▸ Source data
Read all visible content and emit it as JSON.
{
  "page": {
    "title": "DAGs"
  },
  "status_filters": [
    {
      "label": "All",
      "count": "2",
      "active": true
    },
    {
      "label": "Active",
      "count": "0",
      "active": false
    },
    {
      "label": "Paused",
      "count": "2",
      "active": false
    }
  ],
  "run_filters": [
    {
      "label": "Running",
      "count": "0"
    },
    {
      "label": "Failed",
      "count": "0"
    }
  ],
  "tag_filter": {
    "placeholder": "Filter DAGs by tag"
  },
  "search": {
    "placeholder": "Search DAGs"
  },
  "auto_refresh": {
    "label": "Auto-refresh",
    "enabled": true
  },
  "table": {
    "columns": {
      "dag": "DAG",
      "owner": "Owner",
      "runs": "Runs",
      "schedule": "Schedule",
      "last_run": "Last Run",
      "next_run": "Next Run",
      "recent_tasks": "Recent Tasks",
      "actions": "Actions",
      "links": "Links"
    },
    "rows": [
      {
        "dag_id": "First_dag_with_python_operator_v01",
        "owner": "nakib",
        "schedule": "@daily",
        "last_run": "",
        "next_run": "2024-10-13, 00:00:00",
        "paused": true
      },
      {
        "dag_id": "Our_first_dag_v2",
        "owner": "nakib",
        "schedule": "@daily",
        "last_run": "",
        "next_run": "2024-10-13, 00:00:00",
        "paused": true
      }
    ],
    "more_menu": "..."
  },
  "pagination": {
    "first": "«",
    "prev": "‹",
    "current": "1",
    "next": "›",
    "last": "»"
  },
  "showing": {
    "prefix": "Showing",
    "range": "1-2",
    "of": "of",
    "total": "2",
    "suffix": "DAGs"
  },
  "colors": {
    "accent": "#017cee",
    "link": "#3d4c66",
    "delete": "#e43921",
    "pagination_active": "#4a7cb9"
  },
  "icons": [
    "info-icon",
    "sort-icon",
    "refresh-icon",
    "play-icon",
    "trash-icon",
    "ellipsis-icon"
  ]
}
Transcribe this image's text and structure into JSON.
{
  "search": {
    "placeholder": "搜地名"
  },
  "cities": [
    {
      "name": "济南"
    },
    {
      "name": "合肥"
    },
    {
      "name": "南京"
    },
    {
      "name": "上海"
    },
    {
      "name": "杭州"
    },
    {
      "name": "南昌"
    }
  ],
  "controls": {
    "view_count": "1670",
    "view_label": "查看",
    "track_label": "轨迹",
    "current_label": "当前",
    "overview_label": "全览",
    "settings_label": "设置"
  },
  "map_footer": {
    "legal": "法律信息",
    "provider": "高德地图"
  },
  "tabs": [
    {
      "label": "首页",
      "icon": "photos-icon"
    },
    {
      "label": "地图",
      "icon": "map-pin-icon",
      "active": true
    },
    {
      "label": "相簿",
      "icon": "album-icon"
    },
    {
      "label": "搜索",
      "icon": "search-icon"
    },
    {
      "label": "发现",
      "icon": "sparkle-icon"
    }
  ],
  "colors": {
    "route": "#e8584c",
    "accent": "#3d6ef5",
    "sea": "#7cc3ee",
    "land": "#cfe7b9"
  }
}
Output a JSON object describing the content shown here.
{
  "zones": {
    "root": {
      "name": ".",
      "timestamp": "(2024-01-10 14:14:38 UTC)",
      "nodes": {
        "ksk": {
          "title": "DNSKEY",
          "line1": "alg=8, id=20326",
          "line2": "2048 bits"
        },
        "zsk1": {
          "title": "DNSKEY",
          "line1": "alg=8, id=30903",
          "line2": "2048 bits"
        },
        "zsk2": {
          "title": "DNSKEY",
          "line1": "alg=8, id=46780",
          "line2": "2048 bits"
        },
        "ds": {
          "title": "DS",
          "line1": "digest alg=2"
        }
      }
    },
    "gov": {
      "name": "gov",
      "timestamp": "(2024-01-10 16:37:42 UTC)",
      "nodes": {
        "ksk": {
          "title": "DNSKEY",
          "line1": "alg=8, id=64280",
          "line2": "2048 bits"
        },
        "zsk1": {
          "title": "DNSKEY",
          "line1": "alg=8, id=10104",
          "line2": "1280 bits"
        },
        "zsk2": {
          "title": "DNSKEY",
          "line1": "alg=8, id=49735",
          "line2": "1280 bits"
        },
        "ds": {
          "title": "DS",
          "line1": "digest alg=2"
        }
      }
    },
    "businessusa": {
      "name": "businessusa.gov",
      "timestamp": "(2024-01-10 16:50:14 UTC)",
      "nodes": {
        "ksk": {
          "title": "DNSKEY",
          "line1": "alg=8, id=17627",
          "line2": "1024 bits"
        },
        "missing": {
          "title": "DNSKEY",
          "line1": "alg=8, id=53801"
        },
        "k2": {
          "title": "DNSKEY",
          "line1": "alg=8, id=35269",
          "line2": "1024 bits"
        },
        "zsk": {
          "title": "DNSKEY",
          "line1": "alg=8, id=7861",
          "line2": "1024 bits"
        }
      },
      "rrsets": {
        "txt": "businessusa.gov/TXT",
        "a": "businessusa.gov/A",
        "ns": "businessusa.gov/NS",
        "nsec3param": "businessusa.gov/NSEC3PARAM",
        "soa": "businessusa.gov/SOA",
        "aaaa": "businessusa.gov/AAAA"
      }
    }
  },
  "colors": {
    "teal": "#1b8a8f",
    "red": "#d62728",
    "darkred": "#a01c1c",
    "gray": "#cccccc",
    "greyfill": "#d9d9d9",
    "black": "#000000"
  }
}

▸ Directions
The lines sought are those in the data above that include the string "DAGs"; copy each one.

▸ Response box
    "title": "DAGs"
    "placeholder": "Filter DAGs by tag"
    "placeholder": "Search DAGs"
    "suffix": "DAGs"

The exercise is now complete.